▶ INPUT RECORDS
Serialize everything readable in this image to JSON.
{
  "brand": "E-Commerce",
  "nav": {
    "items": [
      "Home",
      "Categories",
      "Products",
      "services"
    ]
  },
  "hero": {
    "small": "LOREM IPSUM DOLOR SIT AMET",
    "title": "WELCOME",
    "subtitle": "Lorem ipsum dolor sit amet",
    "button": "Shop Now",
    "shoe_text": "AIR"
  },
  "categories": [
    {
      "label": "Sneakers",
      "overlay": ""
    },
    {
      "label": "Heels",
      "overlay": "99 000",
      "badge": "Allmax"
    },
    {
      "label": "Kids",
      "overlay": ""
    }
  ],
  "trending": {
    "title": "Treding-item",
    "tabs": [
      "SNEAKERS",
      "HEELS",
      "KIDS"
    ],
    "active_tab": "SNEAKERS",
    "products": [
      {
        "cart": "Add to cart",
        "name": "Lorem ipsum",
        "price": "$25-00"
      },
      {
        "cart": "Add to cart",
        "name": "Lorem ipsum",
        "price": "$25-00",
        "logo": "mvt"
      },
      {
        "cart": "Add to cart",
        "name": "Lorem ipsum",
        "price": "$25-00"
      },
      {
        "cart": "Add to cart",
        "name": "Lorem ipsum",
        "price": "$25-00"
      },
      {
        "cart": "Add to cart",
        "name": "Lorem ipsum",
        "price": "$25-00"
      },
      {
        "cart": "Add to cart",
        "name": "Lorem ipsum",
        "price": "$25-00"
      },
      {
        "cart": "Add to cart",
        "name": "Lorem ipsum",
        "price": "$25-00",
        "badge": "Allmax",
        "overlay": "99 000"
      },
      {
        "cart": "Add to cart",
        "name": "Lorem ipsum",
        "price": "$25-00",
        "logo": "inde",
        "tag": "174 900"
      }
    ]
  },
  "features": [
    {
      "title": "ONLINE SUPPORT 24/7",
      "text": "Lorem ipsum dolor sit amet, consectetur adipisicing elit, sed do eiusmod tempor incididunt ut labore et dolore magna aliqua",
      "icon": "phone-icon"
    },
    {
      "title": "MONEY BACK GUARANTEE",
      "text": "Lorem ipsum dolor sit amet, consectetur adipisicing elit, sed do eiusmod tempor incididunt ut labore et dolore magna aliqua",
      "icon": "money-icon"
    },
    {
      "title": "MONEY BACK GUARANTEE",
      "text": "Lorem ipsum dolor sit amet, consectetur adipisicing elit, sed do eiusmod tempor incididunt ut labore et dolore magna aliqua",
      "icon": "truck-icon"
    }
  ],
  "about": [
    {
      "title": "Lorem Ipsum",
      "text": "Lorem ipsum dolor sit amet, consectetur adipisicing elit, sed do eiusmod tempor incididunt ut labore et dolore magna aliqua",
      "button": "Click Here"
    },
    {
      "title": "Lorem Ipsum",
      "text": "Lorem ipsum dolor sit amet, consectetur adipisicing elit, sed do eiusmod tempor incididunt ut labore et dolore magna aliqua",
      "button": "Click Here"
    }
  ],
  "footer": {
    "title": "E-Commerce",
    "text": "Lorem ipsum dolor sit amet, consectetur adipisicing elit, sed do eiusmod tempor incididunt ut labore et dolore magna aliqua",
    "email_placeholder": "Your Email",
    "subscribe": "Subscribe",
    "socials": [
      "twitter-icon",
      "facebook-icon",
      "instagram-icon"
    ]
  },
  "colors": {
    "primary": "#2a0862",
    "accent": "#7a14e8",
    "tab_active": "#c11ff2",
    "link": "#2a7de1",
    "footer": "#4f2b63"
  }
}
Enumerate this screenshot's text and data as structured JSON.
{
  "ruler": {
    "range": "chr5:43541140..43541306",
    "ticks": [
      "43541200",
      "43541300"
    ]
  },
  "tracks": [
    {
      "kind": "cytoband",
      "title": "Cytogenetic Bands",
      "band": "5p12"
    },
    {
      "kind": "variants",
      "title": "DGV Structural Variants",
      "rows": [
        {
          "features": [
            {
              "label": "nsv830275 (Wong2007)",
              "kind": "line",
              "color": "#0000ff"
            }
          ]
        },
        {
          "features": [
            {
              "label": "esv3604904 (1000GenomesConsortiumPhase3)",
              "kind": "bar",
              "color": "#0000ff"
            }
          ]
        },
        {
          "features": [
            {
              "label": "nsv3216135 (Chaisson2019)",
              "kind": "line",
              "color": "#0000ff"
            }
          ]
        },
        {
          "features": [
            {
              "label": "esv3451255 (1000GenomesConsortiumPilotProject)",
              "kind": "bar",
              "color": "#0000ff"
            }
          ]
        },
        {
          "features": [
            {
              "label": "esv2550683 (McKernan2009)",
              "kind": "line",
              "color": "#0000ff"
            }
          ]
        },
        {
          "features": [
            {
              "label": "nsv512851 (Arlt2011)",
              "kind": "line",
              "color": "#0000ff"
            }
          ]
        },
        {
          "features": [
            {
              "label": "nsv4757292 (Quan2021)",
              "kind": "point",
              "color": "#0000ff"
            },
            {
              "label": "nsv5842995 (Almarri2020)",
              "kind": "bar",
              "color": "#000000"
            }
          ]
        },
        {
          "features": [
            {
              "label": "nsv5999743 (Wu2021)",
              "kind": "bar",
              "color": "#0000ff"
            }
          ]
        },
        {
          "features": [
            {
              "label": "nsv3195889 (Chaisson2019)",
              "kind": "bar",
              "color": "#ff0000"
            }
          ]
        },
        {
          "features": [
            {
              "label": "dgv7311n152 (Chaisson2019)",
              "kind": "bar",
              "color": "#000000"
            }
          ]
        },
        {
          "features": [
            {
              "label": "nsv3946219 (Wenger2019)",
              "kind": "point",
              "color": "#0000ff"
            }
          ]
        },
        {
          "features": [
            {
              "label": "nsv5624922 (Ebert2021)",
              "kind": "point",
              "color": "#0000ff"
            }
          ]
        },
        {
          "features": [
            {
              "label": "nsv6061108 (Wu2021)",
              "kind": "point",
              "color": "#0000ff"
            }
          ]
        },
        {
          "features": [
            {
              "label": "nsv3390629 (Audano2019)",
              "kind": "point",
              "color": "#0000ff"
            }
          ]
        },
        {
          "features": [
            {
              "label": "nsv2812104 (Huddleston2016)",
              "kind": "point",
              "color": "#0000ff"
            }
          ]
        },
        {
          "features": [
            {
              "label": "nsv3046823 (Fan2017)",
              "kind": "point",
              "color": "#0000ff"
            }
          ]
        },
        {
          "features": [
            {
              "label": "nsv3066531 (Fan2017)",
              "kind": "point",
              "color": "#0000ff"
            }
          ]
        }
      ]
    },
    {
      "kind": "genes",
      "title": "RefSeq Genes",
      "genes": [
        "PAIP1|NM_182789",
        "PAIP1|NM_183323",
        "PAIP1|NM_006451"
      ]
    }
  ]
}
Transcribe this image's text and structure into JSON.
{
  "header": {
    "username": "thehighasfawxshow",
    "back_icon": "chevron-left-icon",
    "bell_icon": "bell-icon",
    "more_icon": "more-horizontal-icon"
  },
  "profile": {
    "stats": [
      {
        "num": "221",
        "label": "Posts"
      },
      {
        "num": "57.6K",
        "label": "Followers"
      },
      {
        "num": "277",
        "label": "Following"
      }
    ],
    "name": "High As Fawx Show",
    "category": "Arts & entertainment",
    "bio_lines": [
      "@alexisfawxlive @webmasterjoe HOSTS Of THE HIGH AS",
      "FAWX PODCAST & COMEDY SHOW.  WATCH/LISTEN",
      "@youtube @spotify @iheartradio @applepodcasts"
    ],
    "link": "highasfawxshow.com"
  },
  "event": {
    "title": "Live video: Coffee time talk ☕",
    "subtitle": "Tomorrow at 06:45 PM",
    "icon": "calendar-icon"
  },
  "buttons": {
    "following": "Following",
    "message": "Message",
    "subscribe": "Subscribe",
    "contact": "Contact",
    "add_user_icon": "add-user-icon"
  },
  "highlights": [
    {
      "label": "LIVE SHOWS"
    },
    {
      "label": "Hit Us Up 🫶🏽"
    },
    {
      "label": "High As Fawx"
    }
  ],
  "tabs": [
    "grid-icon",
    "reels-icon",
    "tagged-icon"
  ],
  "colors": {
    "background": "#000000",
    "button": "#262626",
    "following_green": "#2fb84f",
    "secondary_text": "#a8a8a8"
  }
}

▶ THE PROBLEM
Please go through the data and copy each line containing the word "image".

▶ OUTPUT OF THE EXERCISE
Serialize everything readable in this image to JSON.
Transcribe this image's text and structure into JSON.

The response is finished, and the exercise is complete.